> _EXERCISE OBJECTIVE_
Below are the records; copy each line in which "thumbnail" can be found.

[Website and app data records]

..............................

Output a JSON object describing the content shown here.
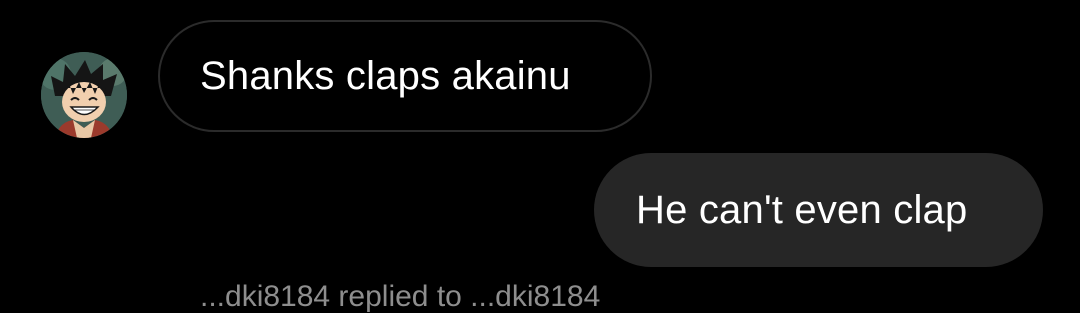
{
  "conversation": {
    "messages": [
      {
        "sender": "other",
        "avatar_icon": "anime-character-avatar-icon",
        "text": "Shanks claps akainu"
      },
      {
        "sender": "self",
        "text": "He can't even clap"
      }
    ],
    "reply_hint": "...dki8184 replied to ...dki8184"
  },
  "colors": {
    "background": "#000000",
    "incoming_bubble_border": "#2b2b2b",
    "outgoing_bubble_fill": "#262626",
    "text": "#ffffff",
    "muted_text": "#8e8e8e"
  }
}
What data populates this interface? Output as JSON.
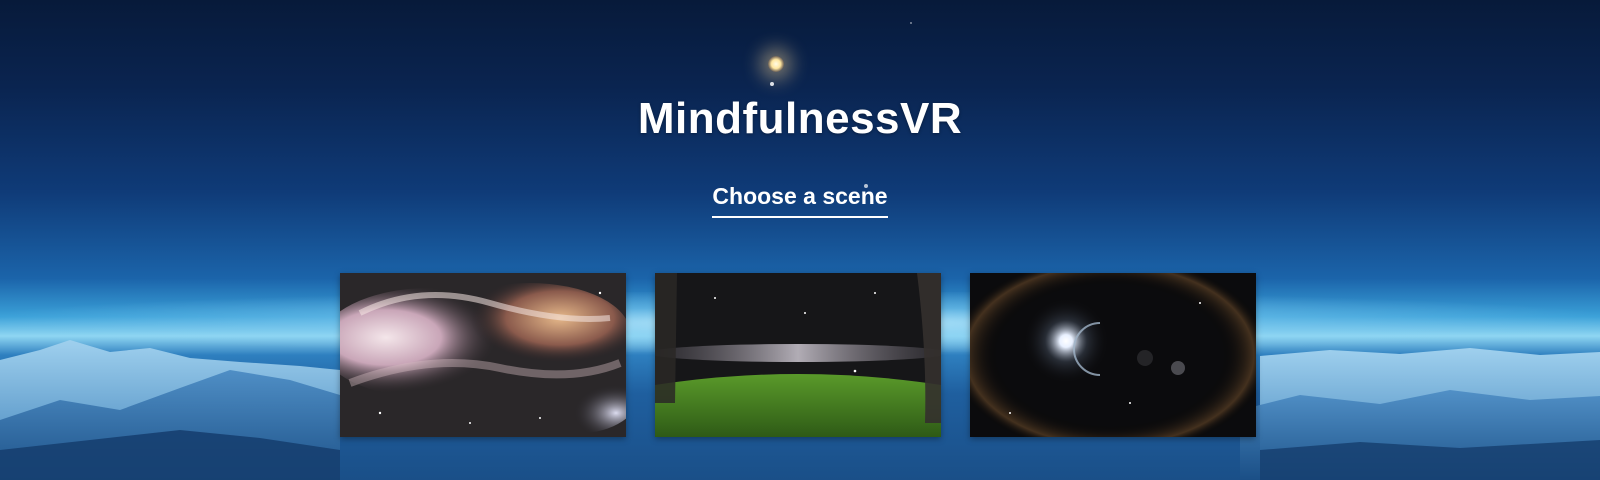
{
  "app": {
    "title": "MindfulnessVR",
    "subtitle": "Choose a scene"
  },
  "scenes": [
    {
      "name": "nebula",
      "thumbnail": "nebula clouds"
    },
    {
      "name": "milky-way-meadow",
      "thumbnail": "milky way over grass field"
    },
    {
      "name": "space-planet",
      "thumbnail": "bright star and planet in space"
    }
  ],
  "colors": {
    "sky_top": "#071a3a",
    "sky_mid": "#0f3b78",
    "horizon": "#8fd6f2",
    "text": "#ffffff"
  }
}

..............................

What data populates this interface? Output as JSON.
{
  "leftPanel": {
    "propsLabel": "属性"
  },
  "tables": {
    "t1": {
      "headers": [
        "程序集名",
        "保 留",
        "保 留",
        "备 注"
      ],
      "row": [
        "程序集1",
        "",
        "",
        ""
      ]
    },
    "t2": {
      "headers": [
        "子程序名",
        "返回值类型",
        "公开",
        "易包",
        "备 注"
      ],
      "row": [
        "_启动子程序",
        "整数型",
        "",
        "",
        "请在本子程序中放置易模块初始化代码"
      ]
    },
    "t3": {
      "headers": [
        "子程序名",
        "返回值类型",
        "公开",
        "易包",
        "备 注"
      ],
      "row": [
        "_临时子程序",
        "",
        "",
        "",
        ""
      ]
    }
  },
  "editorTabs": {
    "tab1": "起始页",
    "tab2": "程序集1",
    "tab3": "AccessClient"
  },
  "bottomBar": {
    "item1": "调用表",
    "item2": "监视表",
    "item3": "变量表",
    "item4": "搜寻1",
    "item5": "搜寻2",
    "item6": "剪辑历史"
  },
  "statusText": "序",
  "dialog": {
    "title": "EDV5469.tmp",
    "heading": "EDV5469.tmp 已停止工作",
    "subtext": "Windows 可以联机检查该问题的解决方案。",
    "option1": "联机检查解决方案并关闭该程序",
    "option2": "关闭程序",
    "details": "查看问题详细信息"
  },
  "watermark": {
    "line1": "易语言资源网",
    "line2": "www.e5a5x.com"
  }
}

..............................

> _ANSWER TO THIS EXERCISE_
      "thumbnail": "nebula clouds"
      "thumbnail": "milky way over grass field"
      "thumbnail": "bright star and planet in space"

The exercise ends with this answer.